__Task to complete__.
From the first line to the last, retype the data below exactly.

__Data for this task__.
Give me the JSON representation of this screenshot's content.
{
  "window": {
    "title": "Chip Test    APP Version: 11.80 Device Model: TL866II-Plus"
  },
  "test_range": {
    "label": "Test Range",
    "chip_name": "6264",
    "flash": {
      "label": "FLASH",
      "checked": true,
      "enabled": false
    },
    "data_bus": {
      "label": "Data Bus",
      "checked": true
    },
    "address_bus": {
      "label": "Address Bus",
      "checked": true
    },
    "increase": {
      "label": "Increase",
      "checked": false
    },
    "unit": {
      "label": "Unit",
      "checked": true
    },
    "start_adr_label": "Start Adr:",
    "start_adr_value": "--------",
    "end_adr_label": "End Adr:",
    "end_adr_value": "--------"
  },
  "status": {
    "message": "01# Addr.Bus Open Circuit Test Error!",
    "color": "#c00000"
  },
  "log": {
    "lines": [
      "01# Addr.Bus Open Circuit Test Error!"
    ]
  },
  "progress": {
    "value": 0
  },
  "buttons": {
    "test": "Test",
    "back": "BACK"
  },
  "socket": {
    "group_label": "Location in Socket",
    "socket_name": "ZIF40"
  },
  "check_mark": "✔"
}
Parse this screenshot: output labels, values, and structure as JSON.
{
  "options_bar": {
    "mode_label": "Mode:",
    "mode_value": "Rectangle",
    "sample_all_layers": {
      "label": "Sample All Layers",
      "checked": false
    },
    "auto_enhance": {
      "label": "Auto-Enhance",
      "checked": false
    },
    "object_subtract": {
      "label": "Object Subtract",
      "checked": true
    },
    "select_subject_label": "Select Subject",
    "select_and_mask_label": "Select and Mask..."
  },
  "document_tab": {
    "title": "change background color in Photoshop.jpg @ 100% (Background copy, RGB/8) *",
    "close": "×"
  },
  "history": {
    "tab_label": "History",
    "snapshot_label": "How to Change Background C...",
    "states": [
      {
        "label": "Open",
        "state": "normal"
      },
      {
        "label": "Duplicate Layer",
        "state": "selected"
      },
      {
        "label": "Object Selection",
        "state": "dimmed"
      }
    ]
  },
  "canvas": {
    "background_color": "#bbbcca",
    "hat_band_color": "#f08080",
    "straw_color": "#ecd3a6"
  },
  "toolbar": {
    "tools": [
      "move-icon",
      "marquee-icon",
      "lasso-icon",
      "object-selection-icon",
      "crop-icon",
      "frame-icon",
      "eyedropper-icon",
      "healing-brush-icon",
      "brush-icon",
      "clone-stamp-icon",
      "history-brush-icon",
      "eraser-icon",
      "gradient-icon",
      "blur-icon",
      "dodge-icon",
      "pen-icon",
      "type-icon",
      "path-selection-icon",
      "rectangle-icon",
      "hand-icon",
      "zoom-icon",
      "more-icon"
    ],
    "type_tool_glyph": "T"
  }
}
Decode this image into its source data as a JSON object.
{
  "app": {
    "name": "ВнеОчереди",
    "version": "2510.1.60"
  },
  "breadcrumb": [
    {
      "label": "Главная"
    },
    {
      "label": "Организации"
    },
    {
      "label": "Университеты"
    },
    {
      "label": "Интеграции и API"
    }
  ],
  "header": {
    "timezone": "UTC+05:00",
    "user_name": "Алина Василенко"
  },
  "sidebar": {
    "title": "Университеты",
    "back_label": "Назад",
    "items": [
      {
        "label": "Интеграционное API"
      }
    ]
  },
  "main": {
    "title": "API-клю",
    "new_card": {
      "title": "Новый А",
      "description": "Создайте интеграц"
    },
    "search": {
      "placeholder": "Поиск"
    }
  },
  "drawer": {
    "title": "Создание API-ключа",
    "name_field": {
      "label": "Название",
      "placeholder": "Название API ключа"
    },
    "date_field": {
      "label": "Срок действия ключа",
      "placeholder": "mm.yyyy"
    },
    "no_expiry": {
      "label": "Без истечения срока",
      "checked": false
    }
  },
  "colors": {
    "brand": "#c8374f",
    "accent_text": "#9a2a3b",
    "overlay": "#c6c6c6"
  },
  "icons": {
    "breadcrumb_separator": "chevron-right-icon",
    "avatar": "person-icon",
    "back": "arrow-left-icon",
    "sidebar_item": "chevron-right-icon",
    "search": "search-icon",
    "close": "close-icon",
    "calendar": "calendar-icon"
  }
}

__Answer space__.
Give me the JSON representation of this screenshot's content.
{
  "window": {
    "title": "Chip Test    APP Version: 11.80 Device Model: TL866II-Plus"
  },
  "test_range": {
    "label": "Test Range",
    "chip_name": "6264",
    "flash": {
      "label": "FLASH",
      "checked": true,
      "enabled": false
    },
    "data_bus": {
      "label": "Data Bus",
      "checked": true
    },
    "address_bus": {
      "label": "Address Bus",
      "checked": true
    },
    "increase": {
      "label": "Increase",
      "checked": false
    },
    "unit": {
      "label": "Unit",
      "checked": true
    },
    "start_adr_label": "Start Adr:",
    "start_adr_value": "--------",
    "end_adr_label": "End Adr:",
    "end_adr_value": "--------"
  },
  "status": {
    "message": "01# Addr.Bus Open Circuit Test Error!",
    "color": "#c00000"
  },
  "log": {
    "lines": [
      "01# Addr.Bus Open Circuit Test Error!"
    ]
  },
  "progress": {
    "value": 0
  },
  "buttons": {
    "test": "Test",
    "back": "BACK"
  },
  "socket": {
    "group_label": "Location in Socket",
    "socket_name": "ZIF40"
  },
  "check_mark": "✔"
}
Parse this screenshot: output labels, values, and structure as JSON.
{
  "options_bar": {
    "mode_label": "Mode:",
    "mode_value": "Rectangle",
    "sample_all_layers": {
      "label": "Sample All Layers",
      "checked": false
    },
    "auto_enhance": {
      "label": "Auto-Enhance",
      "checked": false
    },
    "object_subtract": {
      "label": "Object Subtract",
      "checked": true
    },
    "select_subject_label": "Select Subject",
    "select_and_mask_label": "Select and Mask..."
  },
  "document_tab": {
    "title": "change background color in Photoshop.jpg @ 100% (Background copy, RGB/8) *",
    "close": "×"
  },
  "history": {
    "tab_label": "History",
    "snapshot_label": "How to Change Background C...",
    "states": [
      {
        "label": "Open",
        "state": "normal"
      },
      {
        "label": "Duplicate Layer",
        "state": "selected"
      },
      {
        "label": "Object Selection",
        "state": "dimmed"
      }
    ]
  },
  "canvas": {
    "background_color": "#bbbcca",
    "hat_band_color": "#f08080",
    "straw_color": "#ecd3a6"
  },
  "toolbar": {
    "tools": [
      "move-icon",
      "marquee-icon",
      "lasso-icon",
      "object-selection-icon",
      "crop-icon",
      "frame-icon",
      "eyedropper-icon",
      "healing-brush-icon",
      "brush-icon",
      "clone-stamp-icon",
      "history-brush-icon",
      "eraser-icon",
      "gradient-icon",
      "blur-icon",
      "dodge-icon",
      "pen-icon",
      "type-icon",
      "path-selection-icon",
      "rectangle-icon",
      "hand-icon",
      "zoom-icon",
      "more-icon"
    ],
    "type_tool_glyph": "T"
  }
}
Decode this image into its source data as a JSON object.
{
  "app": {
    "name": "ВнеОчереди",
    "version": "2510.1.60"
  },
  "breadcrumb": [
    {
      "label": "Главная"
    },
    {
      "label": "Организации"
    },
    {
      "label": "Университеты"
    },
    {
      "label": "Интеграции и API"
    }
  ],
  "header": {
    "timezone": "UTC+05:00",
    "user_name": "Алина Василенко"
  },
  "sidebar": {
    "title": "Университеты",
    "back_label": "Назад",
    "items": [
      {
        "label": "Интеграционное API"
      }
    ]
  },
  "main": {
    "title": "API-клю",
    "new_card": {
      "title": "Новый А",
      "description": "Создайте интеграц"
    },
    "search": {
      "placeholder": "Поиск"
    }
  },
  "drawer": {
    "title": "Создание API-ключа",
    "name_field": {
      "label": "Название",
      "placeholder": "Название API ключа"
    },
    "date_field": {
      "label": "Срок действия ключа",
      "placeholder": "mm.yyyy"
    },
    "no_expiry": {
      "label": "Без истечения срока",
      "checked": false
    }
  },
  "colors": {
    "brand": "#c8374f",
    "accent_text": "#9a2a3b",
    "overlay": "#c6c6c6"
  },
  "icons": {
    "breadcrumb_separator": "chevron-right-icon",
    "avatar": "person-icon",
    "back": "arrow-left-icon",
    "sidebar_item": "chevron-right-icon",
    "search": "search-icon",
    "close": "close-icon",
    "calendar": "calendar-icon"
  }
}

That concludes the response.